“If we want something to happen in the next four years, it's comprehensive or nothing,” Shapiro said. “It’s not my first choice, but we're like thirsty men in the desert—we want water and if it takes comprehensive [legislation], then we'll do comprehensive.”
Shapiro noted that a high-skilled measure backed by the tech industry could be key to passing comprehensive legislation because it’s one of the rare immigration issues upon which both parties tend to agree. ITI’s Hoffman echoed a similar sentiment.
“If it's linked to a broader effort on immigration, our hope is that the clear need of highly skilled professionals will help give the larger effort momentum, and get it across the finish line,” he said.
During his inaugural address this week, Obama made a brief reference to the need for the U.S. to reform its immigration laws so the country can retain foreign-born engineers, computer programmers and graduates with advanced technical degrees from U.S. universities.
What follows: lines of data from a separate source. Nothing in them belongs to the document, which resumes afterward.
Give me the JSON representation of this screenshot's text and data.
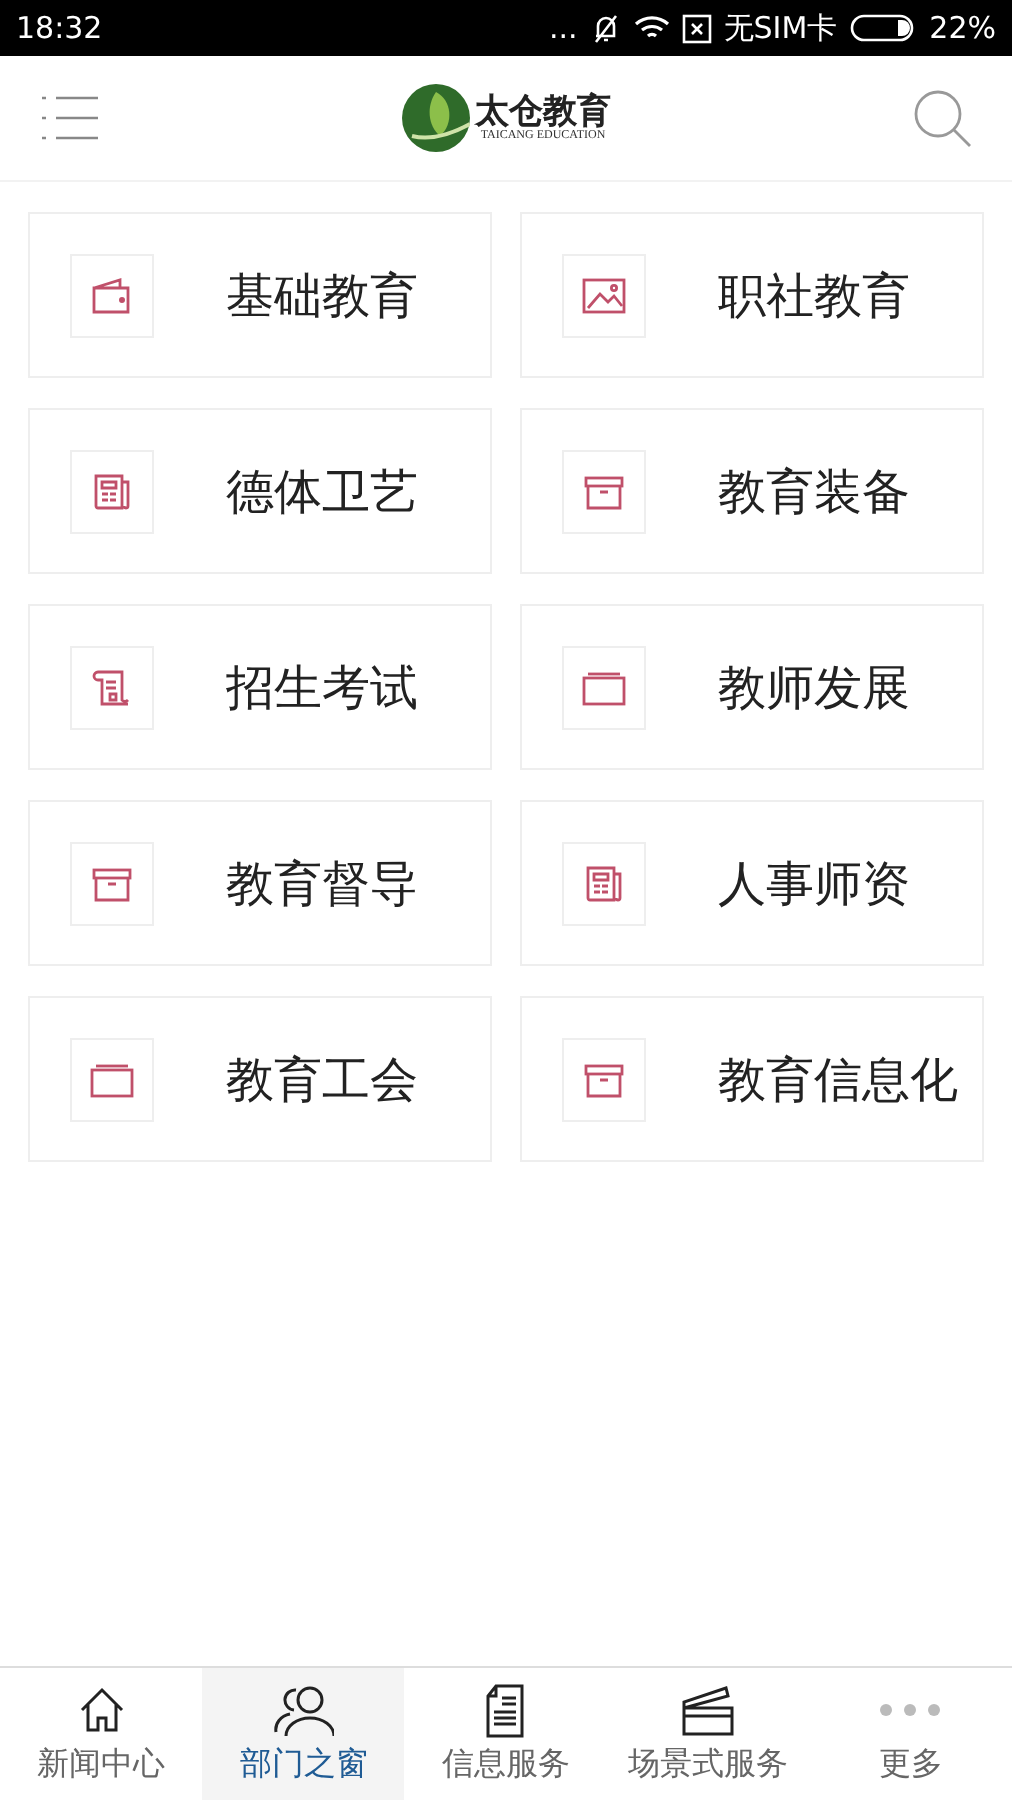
{
  "status_bar": {
    "time": "18:32",
    "dots": "...",
    "carrier": "无SIM卡",
    "battery": "22%"
  },
  "header": {
    "logo_title": "太仓教育",
    "logo_subtitle": "TAICANG EDUCATION"
  },
  "departments": [
    {
      "label": "基础教育",
      "kind": "wallet"
    },
    {
      "label": "职社教育",
      "kind": "image"
    },
    {
      "label": "德体卫艺",
      "kind": "newspaper"
    },
    {
      "label": "教育装备",
      "kind": "box"
    },
    {
      "label": "招生考试",
      "kind": "scroll"
    },
    {
      "label": "教师发展",
      "kind": "folder"
    },
    {
      "label": "教育督导",
      "kind": "box"
    },
    {
      "label": "人事师资",
      "kind": "newspaper"
    },
    {
      "label": "教育工会",
      "kind": "folder"
    },
    {
      "label": "教育信息化",
      "kind": "box"
    }
  ],
  "tabs": [
    {
      "label": "新闻中心",
      "kind": "home",
      "selected": false
    },
    {
      "label": "部门之窗",
      "kind": "people",
      "selected": true
    },
    {
      "label": "信息服务",
      "kind": "document",
      "selected": false
    },
    {
      "label": "场景式服务",
      "kind": "clapper",
      "selected": false
    },
    {
      "label": "更多",
      "kind": "more",
      "selected": false
    }
  ]
}
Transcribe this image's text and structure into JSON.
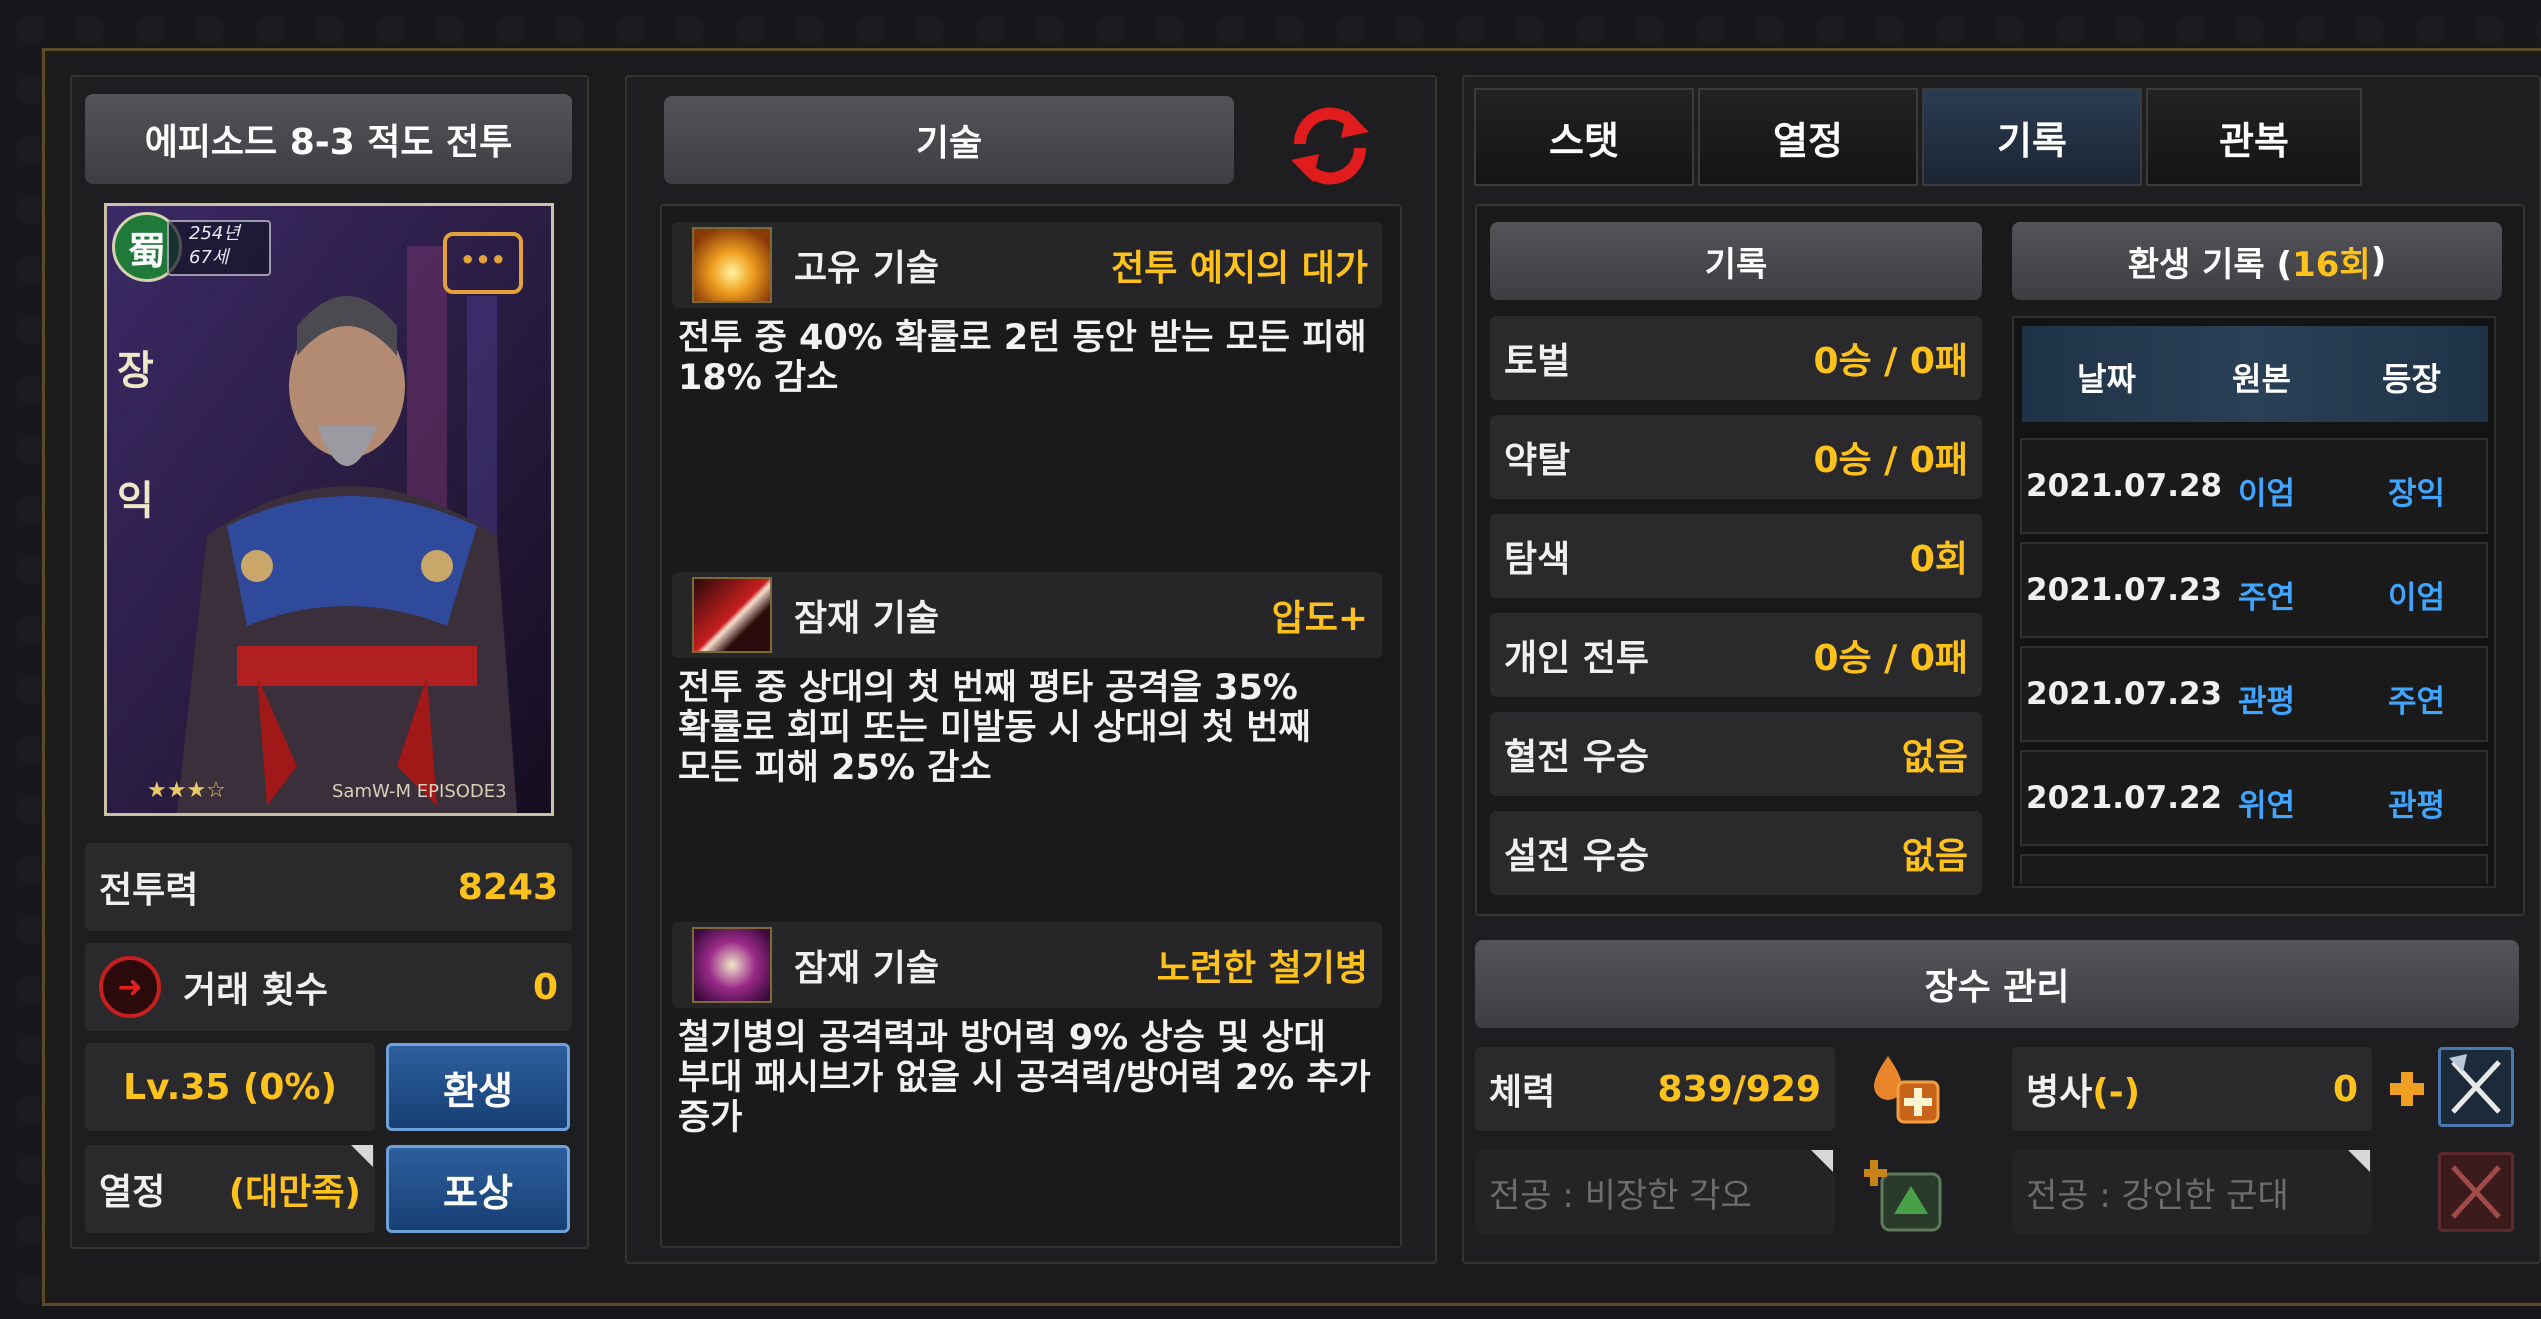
{
  "left": {
    "title": "에피소드 8-3 적도 전투",
    "card": {
      "kingdom_glyph": "蜀",
      "year_line": "254년",
      "age_line": "67세",
      "name_vertical": "장익",
      "watermark": "SamW-M EPISODE3",
      "stars": "★★★☆"
    },
    "power_label": "전투력",
    "power_value": "8243",
    "trade_label": "거래 횟수",
    "trade_value": "0",
    "level_text": "Lv.35 (0%)",
    "rebirth_button": "환생",
    "passion_label": "열정",
    "passion_value": "(대만족)",
    "reward_button": "포상"
  },
  "skills": {
    "title": "기술",
    "items": [
      {
        "type": "고유 기술",
        "name": "전투 예지의 대가",
        "desc1": "전투 중 40% 확률로 2턴 동안 받는 모든 피해",
        "desc2": "18% 감소",
        "desc3": ""
      },
      {
        "type": "잠재 기술",
        "name": "압도+",
        "desc1": "전투 중 상대의 첫 번째 평타 공격을 35%",
        "desc2": "확률로 회피 또는 미발동 시 상대의 첫 번째",
        "desc3": "모든 피해 25% 감소"
      },
      {
        "type": "잠재 기술",
        "name": "노련한 철기병",
        "desc1": "철기병의 공격력과 방어력 9% 상승 및 상대",
        "desc2": "부대 패시브가 없을 시 공격력/방어력 2% 추가",
        "desc3": "증가"
      }
    ]
  },
  "tabs": [
    "스탯",
    "열정",
    "기록",
    "관복"
  ],
  "records": {
    "title": "기록",
    "rows": [
      {
        "label": "토벌",
        "value": "0승 / 0패"
      },
      {
        "label": "약탈",
        "value": "0승 / 0패"
      },
      {
        "label": "탐색",
        "value": "0회"
      },
      {
        "label": "개인 전투",
        "value": "0승 / 0패"
      },
      {
        "label": "혈전 우승",
        "value": "없음"
      },
      {
        "label": "설전 우승",
        "value": "없음"
      }
    ]
  },
  "rebirth": {
    "title_prefix": "환생 기록 (",
    "count": "16회",
    "title_suffix": ")",
    "headers": [
      "날짜",
      "원본",
      "등장"
    ],
    "rows": [
      {
        "date": "2021.07.28",
        "from": "이엄",
        "to": "장익"
      },
      {
        "date": "2021.07.23",
        "from": "주연",
        "to": "이엄"
      },
      {
        "date": "2021.07.23",
        "from": "관평",
        "to": "주연"
      },
      {
        "date": "2021.07.22",
        "from": "위연",
        "to": "관평"
      }
    ]
  },
  "management": {
    "title": "장수 관리",
    "hp_label": "체력",
    "hp_value": "839/929",
    "troop_label": "병사",
    "troop_suffix": "(-)",
    "troop_value": "0",
    "merit1": "전공 : 비장한 각오",
    "merit2": "전공 : 강인한 군대"
  },
  "colors": {
    "accent": "#ffc21a",
    "link": "#3fa5ff",
    "refresh": "#e01c1c",
    "button": "#1f4d86"
  }
}
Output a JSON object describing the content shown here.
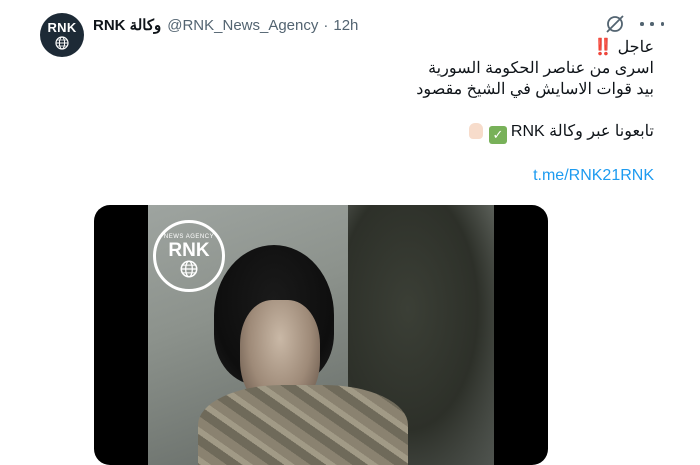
{
  "author": {
    "avatar_text": "RNK",
    "display_name": "RNK وكالة",
    "handle": "@RNK_News_Agency",
    "separator": "·",
    "time": "12h"
  },
  "icons": {
    "grok": "grok-icon",
    "more": "more-icon"
  },
  "tweet": {
    "urgent_label": "عاجل",
    "urgent_emoji": "‼️",
    "line1": "اسرى من عناصر الحكومة السورية",
    "line2": "بيد قوات الاسايش في الشيخ مقصود",
    "follow_text": "تابعونا عبر وكالة RNK",
    "check_emoji": "✅",
    "hand_emoji": "👎🏻",
    "link": "t.me/RNK21RNK"
  },
  "media": {
    "watermark_small": "NEWS AGENCY",
    "watermark_text": "RNK"
  },
  "colors": {
    "link": "#1d9bf0",
    "secondary_text": "#536471",
    "urgent": "#d0021b"
  }
}
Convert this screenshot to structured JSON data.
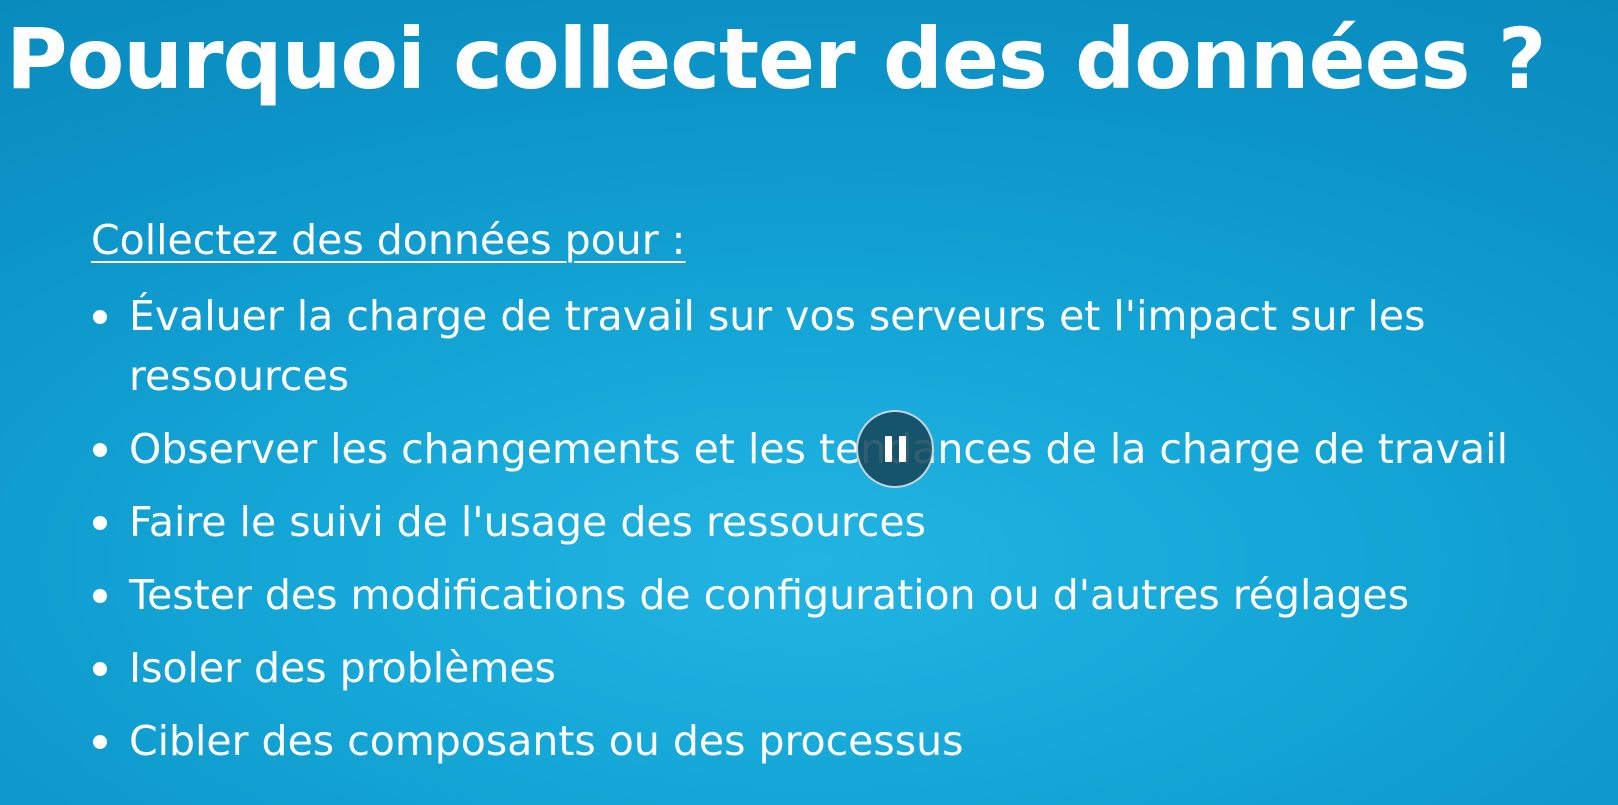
{
  "slide": {
    "title": "Pourquoi collecter des données ?",
    "subheading": "Collectez des données pour :",
    "bullets": [
      "Évaluer la charge de travail sur vos serveurs et l'impact sur les ressources",
      "Observer les changements et les tendances de la charge de travail",
      "Faire le suivi de l'usage des ressources",
      "Tester des modifications de configuration ou d'autres réglages",
      "Isoler des problèmes",
      "Cibler des composants ou des processus"
    ],
    "background_color": "#14a6d6",
    "text_color": "#ffffff"
  },
  "player": {
    "control_icon": "pause-icon",
    "state": "playing"
  }
}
Former Florida Gov. Jeb Bush, a Republican, and conservative immigration scholar Clint Bolick made a similar call for high-skilled immigration reform in an op-ed on Friday in The Wall Street Journal. They also argued that tackling immigration reform in a piecemeal fashion is “shortsighted and self-defeating.
“Other nations—including Canada, New Zealand and even China—are luring away students, workers and entrepreneurs with more sensible and welcoming immigration policies,” they wrote. “If we do not adapt, we will be increasingly unable to compete.”
The U.S. economy is also in a different state than it was when Congress tried to pass a comprehensive immigration bill in 2007, before the signs of the recession started to show. Six years later, Hoffman said lawmakers are more aware about the need for the U.S. to retain foreign-born engineers and graduates with master’s degrees and PhDs in science and math due in part to the sputtering economy.
“More policymakers today have a better and deeper understanding of the importance of these issues, particularly the need to develop a skilled workforce pipeline, and that's largely due to the uncertainty of the direction of the economy,” he said.
Still, efforts to expand the number of visas available to skilled foreign workers and advanced degree holders will likely face fierce pushback from opponents of immigration reform. It's also unclear whether the Immigration Innovation Act will ultimately be attached to a comprehensive bill or remain a standalone measure. While there is momentum in Congress to pass immigration reform, it will be tough for the two parties to reach agreement on legislation.
Tech companies, in particular, have said they struggle to fill engineering and research job positions because there is a lack of qualified applicants with the requisite skills needed for those roles. When lobbying in Washington, several tech giants like Microsoft and Intel have argued that high-skilled immigration reform will be key to jumpstarting the economy.
For this reason, entrepreneurs and the tech industry have called for Congress to reform the existing immigration rules so they can keep these jobs and talent in the U.S. rather than sending them abroad.
“A 65,000 [H-1B visa] starting point is just not feasible for this economy. That's the same number we started with in 1990, when the economy was one-third the size it is today,” Hoffman said. “Demand for highly skilled workers well exceeds the supply.”